» **Page and application data records**:
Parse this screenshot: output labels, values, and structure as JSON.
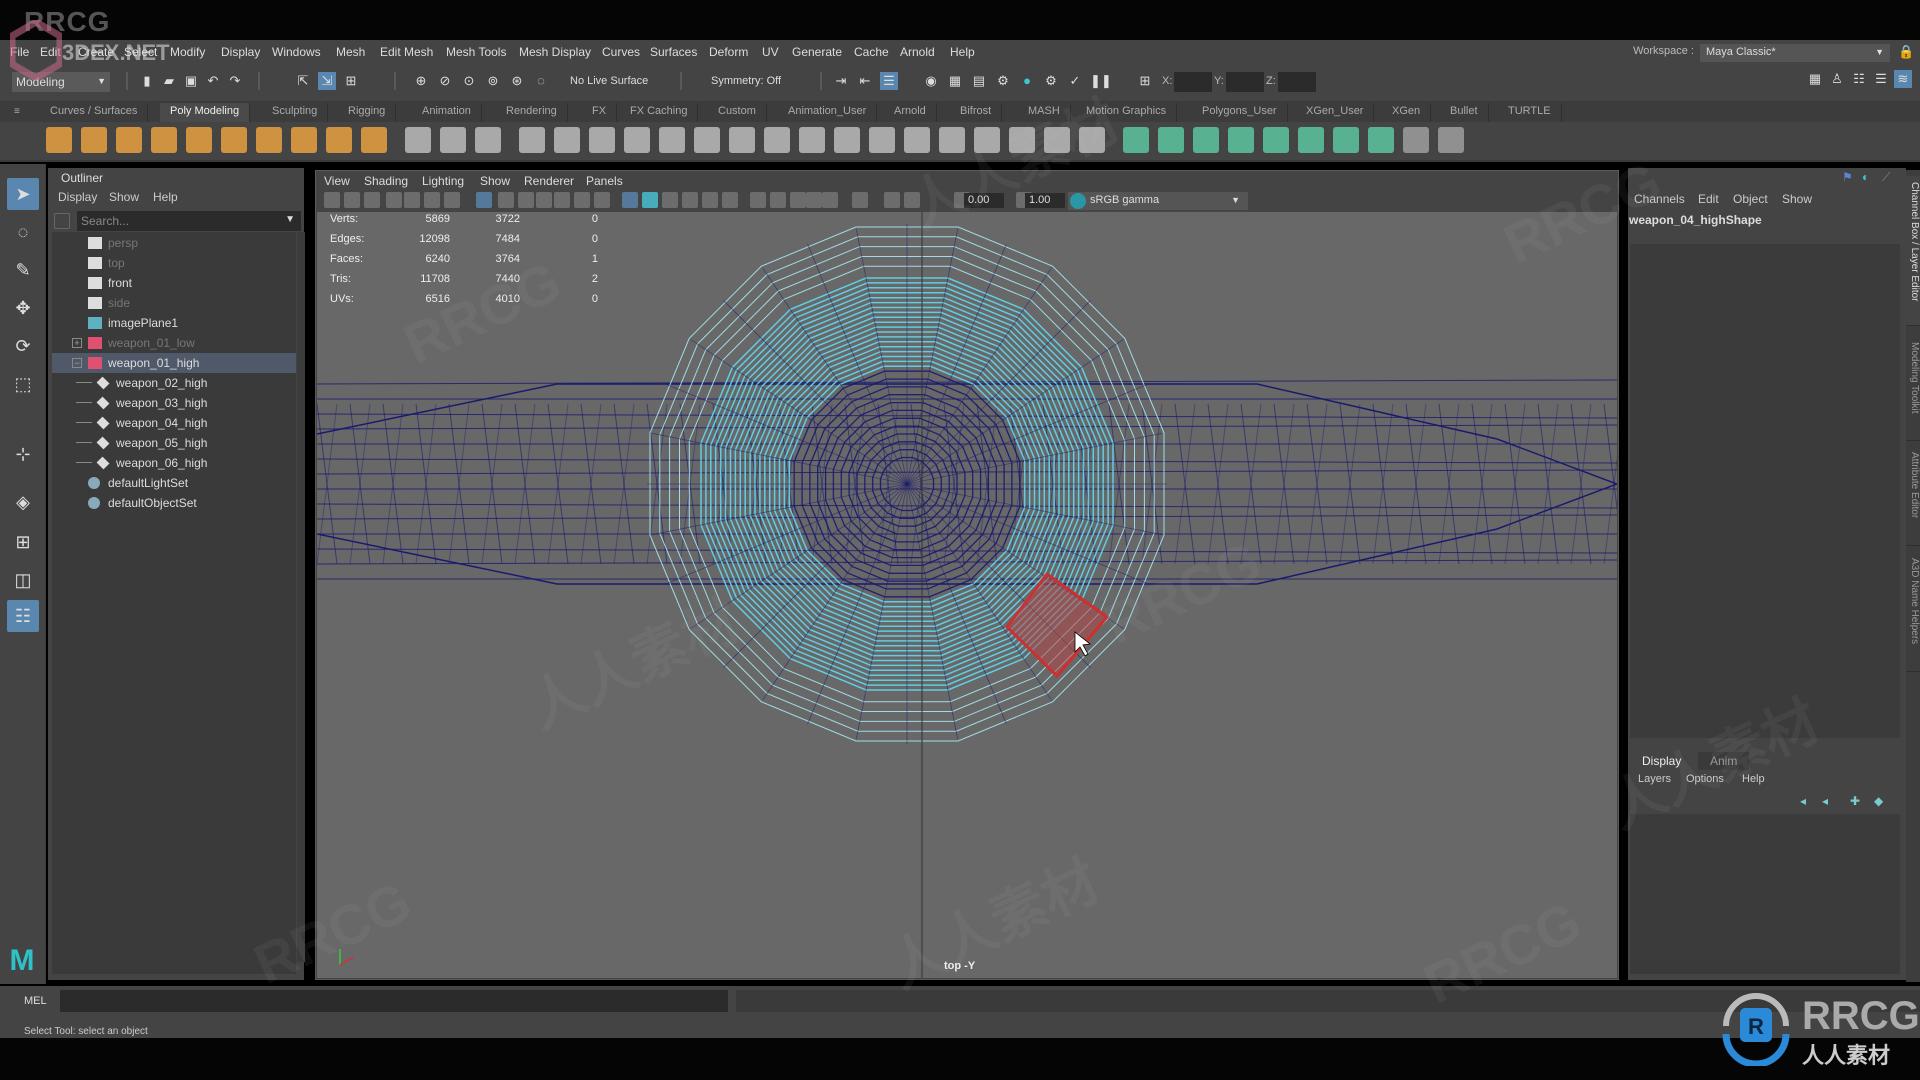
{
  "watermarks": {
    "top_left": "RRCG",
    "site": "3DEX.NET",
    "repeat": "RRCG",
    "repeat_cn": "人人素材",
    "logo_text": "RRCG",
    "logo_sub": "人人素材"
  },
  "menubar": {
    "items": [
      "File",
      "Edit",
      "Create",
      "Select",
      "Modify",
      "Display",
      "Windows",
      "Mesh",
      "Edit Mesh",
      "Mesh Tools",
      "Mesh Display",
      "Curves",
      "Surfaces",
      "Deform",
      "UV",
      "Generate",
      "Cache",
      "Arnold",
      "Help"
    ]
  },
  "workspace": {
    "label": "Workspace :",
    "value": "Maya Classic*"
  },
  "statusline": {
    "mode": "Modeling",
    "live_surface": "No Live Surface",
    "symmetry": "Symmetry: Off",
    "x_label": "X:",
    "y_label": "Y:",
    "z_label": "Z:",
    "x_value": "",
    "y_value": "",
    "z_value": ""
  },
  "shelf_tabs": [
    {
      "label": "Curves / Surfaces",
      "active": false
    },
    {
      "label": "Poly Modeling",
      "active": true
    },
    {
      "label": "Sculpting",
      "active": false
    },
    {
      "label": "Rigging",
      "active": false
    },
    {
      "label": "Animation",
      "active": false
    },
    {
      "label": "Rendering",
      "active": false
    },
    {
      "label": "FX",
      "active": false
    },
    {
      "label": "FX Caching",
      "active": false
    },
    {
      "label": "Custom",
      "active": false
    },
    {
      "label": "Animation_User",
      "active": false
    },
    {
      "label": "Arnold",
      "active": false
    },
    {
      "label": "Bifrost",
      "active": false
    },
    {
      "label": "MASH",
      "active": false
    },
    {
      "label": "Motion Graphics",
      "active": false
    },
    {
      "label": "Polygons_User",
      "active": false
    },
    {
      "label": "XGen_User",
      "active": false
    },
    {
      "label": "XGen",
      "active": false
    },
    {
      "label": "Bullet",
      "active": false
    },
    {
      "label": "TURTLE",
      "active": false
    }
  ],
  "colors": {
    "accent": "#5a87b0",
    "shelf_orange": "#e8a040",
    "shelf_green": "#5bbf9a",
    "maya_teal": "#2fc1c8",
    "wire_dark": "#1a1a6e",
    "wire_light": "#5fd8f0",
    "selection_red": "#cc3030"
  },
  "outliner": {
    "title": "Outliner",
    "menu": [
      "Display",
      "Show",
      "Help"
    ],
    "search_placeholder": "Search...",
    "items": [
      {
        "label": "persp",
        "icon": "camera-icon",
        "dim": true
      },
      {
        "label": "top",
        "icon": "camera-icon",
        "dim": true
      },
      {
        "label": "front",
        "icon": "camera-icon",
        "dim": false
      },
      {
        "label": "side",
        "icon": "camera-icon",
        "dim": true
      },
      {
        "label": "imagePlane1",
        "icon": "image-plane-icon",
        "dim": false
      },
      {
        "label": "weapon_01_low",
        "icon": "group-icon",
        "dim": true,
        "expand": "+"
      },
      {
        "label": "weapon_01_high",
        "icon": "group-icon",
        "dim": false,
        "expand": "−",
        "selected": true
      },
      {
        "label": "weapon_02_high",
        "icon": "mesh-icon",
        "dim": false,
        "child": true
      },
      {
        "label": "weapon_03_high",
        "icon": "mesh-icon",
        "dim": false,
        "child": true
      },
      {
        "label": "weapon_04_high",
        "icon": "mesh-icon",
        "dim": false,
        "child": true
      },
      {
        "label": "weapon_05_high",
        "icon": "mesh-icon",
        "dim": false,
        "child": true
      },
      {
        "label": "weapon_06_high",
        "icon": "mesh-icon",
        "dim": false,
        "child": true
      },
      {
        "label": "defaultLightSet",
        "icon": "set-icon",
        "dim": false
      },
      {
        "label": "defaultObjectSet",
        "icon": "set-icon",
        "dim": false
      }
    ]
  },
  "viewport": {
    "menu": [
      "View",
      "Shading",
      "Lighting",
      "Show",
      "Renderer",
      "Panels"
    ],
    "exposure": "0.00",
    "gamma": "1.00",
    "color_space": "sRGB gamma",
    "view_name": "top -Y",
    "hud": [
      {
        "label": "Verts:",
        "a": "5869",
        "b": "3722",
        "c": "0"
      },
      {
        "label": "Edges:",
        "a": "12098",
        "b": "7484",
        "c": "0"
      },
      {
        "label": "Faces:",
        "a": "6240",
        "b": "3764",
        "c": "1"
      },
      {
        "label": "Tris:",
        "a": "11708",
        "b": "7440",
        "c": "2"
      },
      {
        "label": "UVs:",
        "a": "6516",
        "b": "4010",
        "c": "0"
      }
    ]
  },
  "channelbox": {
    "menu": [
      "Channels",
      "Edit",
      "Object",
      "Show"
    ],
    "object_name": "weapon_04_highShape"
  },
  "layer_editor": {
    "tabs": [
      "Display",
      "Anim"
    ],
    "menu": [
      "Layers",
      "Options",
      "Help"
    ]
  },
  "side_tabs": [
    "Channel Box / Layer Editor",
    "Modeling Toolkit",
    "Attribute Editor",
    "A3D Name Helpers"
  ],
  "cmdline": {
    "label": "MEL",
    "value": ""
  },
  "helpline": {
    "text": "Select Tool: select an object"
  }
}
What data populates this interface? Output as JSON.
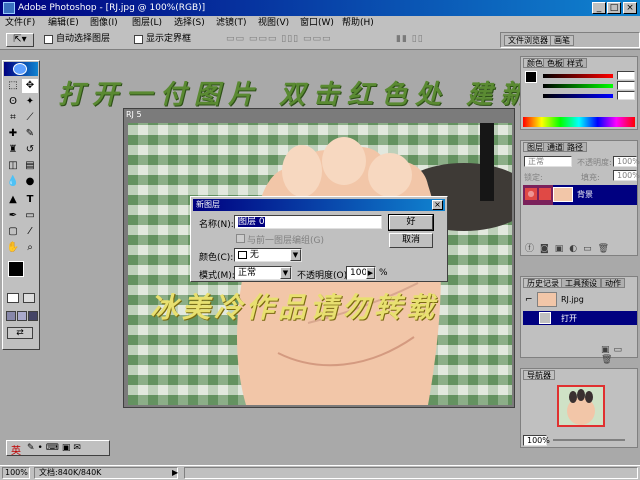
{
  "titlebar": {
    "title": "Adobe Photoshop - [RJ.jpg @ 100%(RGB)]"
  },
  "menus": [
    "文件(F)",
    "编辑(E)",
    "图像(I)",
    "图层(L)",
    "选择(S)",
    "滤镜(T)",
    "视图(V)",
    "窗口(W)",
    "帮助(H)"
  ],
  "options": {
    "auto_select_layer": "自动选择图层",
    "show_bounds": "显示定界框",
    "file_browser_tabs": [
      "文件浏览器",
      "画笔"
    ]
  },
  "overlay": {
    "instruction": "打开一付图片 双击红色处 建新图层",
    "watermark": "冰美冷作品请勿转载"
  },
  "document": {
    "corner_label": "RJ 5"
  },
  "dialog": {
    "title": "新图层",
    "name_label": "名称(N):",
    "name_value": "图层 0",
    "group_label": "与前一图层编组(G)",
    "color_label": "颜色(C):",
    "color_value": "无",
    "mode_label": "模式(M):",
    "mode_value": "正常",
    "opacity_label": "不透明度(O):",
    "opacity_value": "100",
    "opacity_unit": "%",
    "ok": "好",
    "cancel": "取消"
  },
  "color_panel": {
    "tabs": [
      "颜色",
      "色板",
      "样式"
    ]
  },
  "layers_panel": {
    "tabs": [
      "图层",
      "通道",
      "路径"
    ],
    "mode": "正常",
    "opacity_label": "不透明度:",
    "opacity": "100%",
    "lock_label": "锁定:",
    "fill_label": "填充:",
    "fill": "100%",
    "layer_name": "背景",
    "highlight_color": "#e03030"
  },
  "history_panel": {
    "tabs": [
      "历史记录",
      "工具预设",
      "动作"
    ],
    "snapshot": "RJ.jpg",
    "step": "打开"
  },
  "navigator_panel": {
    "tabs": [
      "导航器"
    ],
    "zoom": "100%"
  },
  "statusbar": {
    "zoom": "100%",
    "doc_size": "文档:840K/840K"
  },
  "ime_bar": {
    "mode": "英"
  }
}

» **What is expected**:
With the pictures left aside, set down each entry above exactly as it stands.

» **Response to this task**:
Parse this screenshot: output labels, values, and structure as JSON.
{
  "watermarks": {
    "top_left": "RRCG",
    "site": "3DEX.NET",
    "repeat": "RRCG",
    "repeat_cn": "人人素材",
    "logo_text": "RRCG",
    "logo_sub": "人人素材"
  },
  "menubar": {
    "items": [
      "File",
      "Edit",
      "Create",
      "Select",
      "Modify",
      "Display",
      "Windows",
      "Mesh",
      "Edit Mesh",
      "Mesh Tools",
      "Mesh Display",
      "Curves",
      "Surfaces",
      "Deform",
      "UV",
      "Generate",
      "Cache",
      "Arnold",
      "Help"
    ]
  },
  "workspace": {
    "label": "Workspace :",
    "value": "Maya Classic*"
  },
  "statusline": {
    "mode": "Modeling",
    "live_surface": "No Live Surface",
    "symmetry": "Symmetry: Off",
    "x_label": "X:",
    "y_label": "Y:",
    "z_label": "Z:",
    "x_value": "",
    "y_value": "",
    "z_value": ""
  },
  "shelf_tabs": [
    {
      "label": "Curves / Surfaces",
      "active": false
    },
    {
      "label": "Poly Modeling",
      "active": true
    },
    {
      "label": "Sculpting",
      "active": false
    },
    {
      "label": "Rigging",
      "active": false
    },
    {
      "label": "Animation",
      "active": false
    },
    {
      "label": "Rendering",
      "active": false
    },
    {
      "label": "FX",
      "active": false
    },
    {
      "label": "FX Caching",
      "active": false
    },
    {
      "label": "Custom",
      "active": false
    },
    {
      "label": "Animation_User",
      "active": false
    },
    {
      "label": "Arnold",
      "active": false
    },
    {
      "label": "Bifrost",
      "active": false
    },
    {
      "label": "MASH",
      "active": false
    },
    {
      "label": "Motion Graphics",
      "active": false
    },
    {
      "label": "Polygons_User",
      "active": false
    },
    {
      "label": "XGen_User",
      "active": false
    },
    {
      "label": "XGen",
      "active": false
    },
    {
      "label": "Bullet",
      "active": false
    },
    {
      "label": "TURTLE",
      "active": false
    }
  ],
  "colors": {
    "accent": "#5a87b0",
    "shelf_orange": "#e8a040",
    "shelf_green": "#5bbf9a",
    "maya_teal": "#2fc1c8",
    "wire_dark": "#1a1a6e",
    "wire_light": "#5fd8f0",
    "selection_red": "#cc3030"
  },
  "outliner": {
    "title": "Outliner",
    "menu": [
      "Display",
      "Show",
      "Help"
    ],
    "search_placeholder": "Search...",
    "items": [
      {
        "label": "persp",
        "icon": "camera-icon",
        "dim": true
      },
      {
        "label": "top",
        "icon": "camera-icon",
        "dim": true
      },
      {
        "label": "front",
        "icon": "camera-icon",
        "dim": false
      },
      {
        "label": "side",
        "icon": "camera-icon",
        "dim": true
      },
      {
        "label": "imagePlane1",
        "icon": "image-plane-icon",
        "dim": false
      },
      {
        "label": "weapon_01_low",
        "icon": "group-icon",
        "dim": true,
        "expand": "+"
      },
      {
        "label": "weapon_01_high",
        "icon": "group-icon",
        "dim": false,
        "expand": "−",
        "selected": true
      },
      {
        "label": "weapon_02_high",
        "icon": "mesh-icon",
        "dim": false,
        "child": true
      },
      {
        "label": "weapon_03_high",
        "icon": "mesh-icon",
        "dim": false,
        "child": true
      },
      {
        "label": "weapon_04_high",
        "icon": "mesh-icon",
        "dim": false,
        "child": true
      },
      {
        "label": "weapon_05_high",
        "icon": "mesh-icon",
        "dim": false,
        "child": true
      },
      {
        "label": "weapon_06_high",
        "icon": "mesh-icon",
        "dim": false,
        "child": true
      },
      {
        "label": "defaultLightSet",
        "icon": "set-icon",
        "dim": false
      },
      {
        "label": "defaultObjectSet",
        "icon": "set-icon",
        "dim": false
      }
    ]
  },
  "viewport": {
    "menu": [
      "View",
      "Shading",
      "Lighting",
      "Show",
      "Renderer",
      "Panels"
    ],
    "exposure": "0.00",
    "gamma": "1.00",
    "color_space": "sRGB gamma",
    "view_name": "top -Y",
    "hud": [
      {
        "label": "Verts:",
        "a": "5869",
        "b": "3722",
        "c": "0"
      },
      {
        "label": "Edges:",
        "a": "12098",
        "b": "7484",
        "c": "0"
      },
      {
        "label": "Faces:",
        "a": "6240",
        "b": "3764",
        "c": "1"
      },
      {
        "label": "Tris:",
        "a": "11708",
        "b": "7440",
        "c": "2"
      },
      {
        "label": "UVs:",
        "a": "6516",
        "b": "4010",
        "c": "0"
      }
    ]
  },
  "channelbox": {
    "menu": [
      "Channels",
      "Edit",
      "Object",
      "Show"
    ],
    "object_name": "weapon_04_highShape"
  },
  "layer_editor": {
    "tabs": [
      "Display",
      "Anim"
    ],
    "menu": [
      "Layers",
      "Options",
      "Help"
    ]
  },
  "side_tabs": [
    "Channel Box / Layer Editor",
    "Modeling Toolkit",
    "Attribute Editor",
    "A3D Name Helpers"
  ],
  "cmdline": {
    "label": "MEL",
    "value": ""
  },
  "helpline": {
    "text": "Select Tool: select an object"
  }
}
What data populates this interface? Output as JSON.
{
  "titlebar": {
    "title": "Adobe Photoshop - [RJ.jpg @ 100%(RGB)]"
  },
  "menus": [
    "文件(F)",
    "编辑(E)",
    "图像(I)",
    "图层(L)",
    "选择(S)",
    "滤镜(T)",
    "视图(V)",
    "窗口(W)",
    "帮助(H)"
  ],
  "options": {
    "auto_select_layer": "自动选择图层",
    "show_bounds": "显示定界框",
    "file_browser_tabs": [
      "文件浏览器",
      "画笔"
    ]
  },
  "overlay": {
    "instruction": "打开一付图片 双击红色处 建新图层",
    "watermark": "冰美冷作品请勿转载"
  },
  "document": {
    "corner_label": "RJ 5"
  },
  "dialog": {
    "title": "新图层",
    "name_label": "名称(N):",
    "name_value": "图层 0",
    "group_label": "与前一图层编组(G)",
    "color_label": "颜色(C):",
    "color_value": "无",
    "mode_label": "模式(M):",
    "mode_value": "正常",
    "opacity_label": "不透明度(O):",
    "opacity_value": "100",
    "opacity_unit": "%",
    "ok": "好",
    "cancel": "取消"
  },
  "color_panel": {
    "tabs": [
      "颜色",
      "色板",
      "样式"
    ]
  },
  "layers_panel": {
    "tabs": [
      "图层",
      "通道",
      "路径"
    ],
    "mode": "正常",
    "opacity_label": "不透明度:",
    "opacity": "100%",
    "lock_label": "锁定:",
    "fill_label": "填充:",
    "fill": "100%",
    "layer_name": "背景",
    "highlight_color": "#e03030"
  },
  "history_panel": {
    "tabs": [
      "历史记录",
      "工具预设",
      "动作"
    ],
    "snapshot": "RJ.jpg",
    "step": "打开"
  },
  "navigator_panel": {
    "tabs": [
      "导航器"
    ],
    "zoom": "100%"
  },
  "statusbar": {
    "zoom": "100%",
    "doc_size": "文档:840K/840K"
  },
  "ime_bar": {
    "mode": "英"
  }
}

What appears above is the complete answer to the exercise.